Absolutely! Nebraska is an at-will employment state. This means employers can dismiss employees for any reason at any time – with some significant exceptions. For example, employers cannot fire employees for filing a workers’ compensation claim.
Retaliatory discharge is against public policy, as decided by the Nebraska Supreme Court case Jackson v. Morris Communications Corp.
The employee, however, must prove the firing was the result of filing a workers’ compensation claim. Evidence may be found in:
- the timing of the firing – did it happen in the days or weeks following the injury?
- the attitude of employers toward the claim – did a supervisor try to persuade the employee not to make a claim, or make light of the injury?
- the reason given for the firing – did the employer suddenly claim poor work performance, when all prior performance reports for the employee were positive, or did they claim a need for layoffs when they recently hired more employees?
Your employer can fire you when you have an open workers’ compensation claim if the reason is legitimate.
For example, a legitimate reason would be companywide layoffs if the business is struggling. An employee with an open workers’ compensation claim could be included in that layoff.
Employers can also fire employees who are no longer able to do their jobs because of permanent disabilities resulting from the work injury.
For example, an employee’s job description requires occasional lifting of fifty pounds. Following a work injury and treatment, the physician assigns permanent lifting restrictions of twenty-five pounds. If the employer cannot find a position within the company to accommodate the employee’s twenty-five-pound lifting restriction, the employer could end employment.
So, your employer can fire you if you become permanently disabled because of your work injury?
The Nebraska Supreme Court explored this issue in a 2022 decision, Dutcher v. Nebraska Department of Correctional Services.
In this case, Suzette D. Dutcher permanently injured her knee during pressure point control tactics (PPCT) training in April 2015. The Department of Corrections required this training for all employees who had contact with inmates.
She received workers’ compensation benefits including medical and disability payments. At times she was able to work at her job with physical restrictions such as no bending her right knee. Whenever she interacted with inmates or conducted rounds, an employee with PPCT training had to be with her.
In September 2016, Dutcher received a letter from the Department stating that one year had passed since work restrictions had been imposed, and that she had 90 days to find a new position or be terminated. She was unable to find a position and the Department fired her in December 2016.
At the time of her termination, she was still treating for her injury. In March 2017 Dutcher’s doctor found she was at maximum medical improvement and assigned permanent work restrictions.
Dutcher then exercised her right to vocational services, and the Nebraska Workers’ Compensation Court approved her vocational plan to pursue an associate degree in business administration.
While attending classes, she filed a lawsuit against the Department of Corrections for violations of the Americans with Disabilities Act and the Nebraska Fair Employment Practice Act (NFEPA). A federal court dismissed the Americans with Disabilities Act case and sent the NFEPA to state court.

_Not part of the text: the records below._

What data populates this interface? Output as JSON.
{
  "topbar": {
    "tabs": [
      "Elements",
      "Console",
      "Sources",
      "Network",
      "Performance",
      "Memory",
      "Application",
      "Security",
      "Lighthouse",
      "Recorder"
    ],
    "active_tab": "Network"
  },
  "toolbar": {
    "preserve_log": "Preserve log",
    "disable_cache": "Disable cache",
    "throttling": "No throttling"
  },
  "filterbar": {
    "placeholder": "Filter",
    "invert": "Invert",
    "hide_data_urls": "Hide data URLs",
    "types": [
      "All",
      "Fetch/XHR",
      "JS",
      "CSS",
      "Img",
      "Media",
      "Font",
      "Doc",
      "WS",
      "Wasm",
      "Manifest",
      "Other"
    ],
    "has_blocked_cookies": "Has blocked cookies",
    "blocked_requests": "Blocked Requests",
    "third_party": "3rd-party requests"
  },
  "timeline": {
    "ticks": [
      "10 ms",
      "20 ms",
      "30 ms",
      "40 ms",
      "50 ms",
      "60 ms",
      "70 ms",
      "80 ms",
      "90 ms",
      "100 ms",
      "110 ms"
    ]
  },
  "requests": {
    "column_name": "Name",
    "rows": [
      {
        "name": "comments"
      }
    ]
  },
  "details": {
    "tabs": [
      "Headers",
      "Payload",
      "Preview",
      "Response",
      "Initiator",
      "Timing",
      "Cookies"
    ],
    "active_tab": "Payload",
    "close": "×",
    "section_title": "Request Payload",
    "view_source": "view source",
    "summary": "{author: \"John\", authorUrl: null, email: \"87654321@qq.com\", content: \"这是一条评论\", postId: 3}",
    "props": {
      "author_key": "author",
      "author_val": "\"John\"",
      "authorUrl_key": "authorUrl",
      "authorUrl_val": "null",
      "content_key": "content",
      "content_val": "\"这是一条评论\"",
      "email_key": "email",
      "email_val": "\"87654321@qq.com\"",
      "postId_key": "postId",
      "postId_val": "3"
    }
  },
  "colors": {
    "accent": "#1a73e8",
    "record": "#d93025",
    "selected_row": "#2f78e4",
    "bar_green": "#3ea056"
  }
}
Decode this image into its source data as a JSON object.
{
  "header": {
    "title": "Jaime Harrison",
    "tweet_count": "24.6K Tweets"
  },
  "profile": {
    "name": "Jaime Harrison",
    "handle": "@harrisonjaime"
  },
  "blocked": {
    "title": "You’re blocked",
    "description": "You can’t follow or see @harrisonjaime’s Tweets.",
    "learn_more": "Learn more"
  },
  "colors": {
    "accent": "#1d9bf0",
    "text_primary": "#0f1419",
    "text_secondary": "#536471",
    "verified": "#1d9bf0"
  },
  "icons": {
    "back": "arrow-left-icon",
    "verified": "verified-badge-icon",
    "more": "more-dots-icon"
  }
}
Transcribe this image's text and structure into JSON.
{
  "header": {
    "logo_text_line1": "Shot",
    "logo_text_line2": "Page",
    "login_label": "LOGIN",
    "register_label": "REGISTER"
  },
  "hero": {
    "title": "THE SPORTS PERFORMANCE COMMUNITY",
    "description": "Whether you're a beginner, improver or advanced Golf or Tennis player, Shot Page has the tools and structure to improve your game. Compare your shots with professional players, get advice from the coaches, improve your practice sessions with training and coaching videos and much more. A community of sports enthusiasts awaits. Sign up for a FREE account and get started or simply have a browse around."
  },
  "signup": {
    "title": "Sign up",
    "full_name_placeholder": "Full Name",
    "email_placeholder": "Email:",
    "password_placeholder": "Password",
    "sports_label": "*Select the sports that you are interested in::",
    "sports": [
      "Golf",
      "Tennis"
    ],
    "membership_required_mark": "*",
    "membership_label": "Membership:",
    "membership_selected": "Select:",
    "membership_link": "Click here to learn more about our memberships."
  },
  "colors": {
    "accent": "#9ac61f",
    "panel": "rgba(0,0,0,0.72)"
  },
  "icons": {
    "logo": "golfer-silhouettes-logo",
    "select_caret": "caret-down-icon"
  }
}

Dutcher argued she could perform all job duties except the PPCT take down techniques, which were not a regular part of her job duties. The Department disagreed.
In the end, it didn’t matter. The district court ruled that because the Nebraska Workers’ Compensation Act included an exclusivity provision, that Dutcher’s only recourse was with the Nebraska Workers’ Compensation Court. She could not bring added claims in other courts. The Supreme Court affirmed.
In most cases, workers’ compensation insurance will still pay benefits if you are fired with an open claim.
For example, an employee with permanent restrictions may be entitled to permanent disability benefits and vocational services. This would include retraining for jobs the employee can perform within the employee’s work restrictions. The employer pays for the training, as well as disability benefits for the duration of the retraining.
If your employer ends your employment while you have an open workers’ compensation claim, it is important to speak to an attorney who will make sure you receive all the benefits you deserve.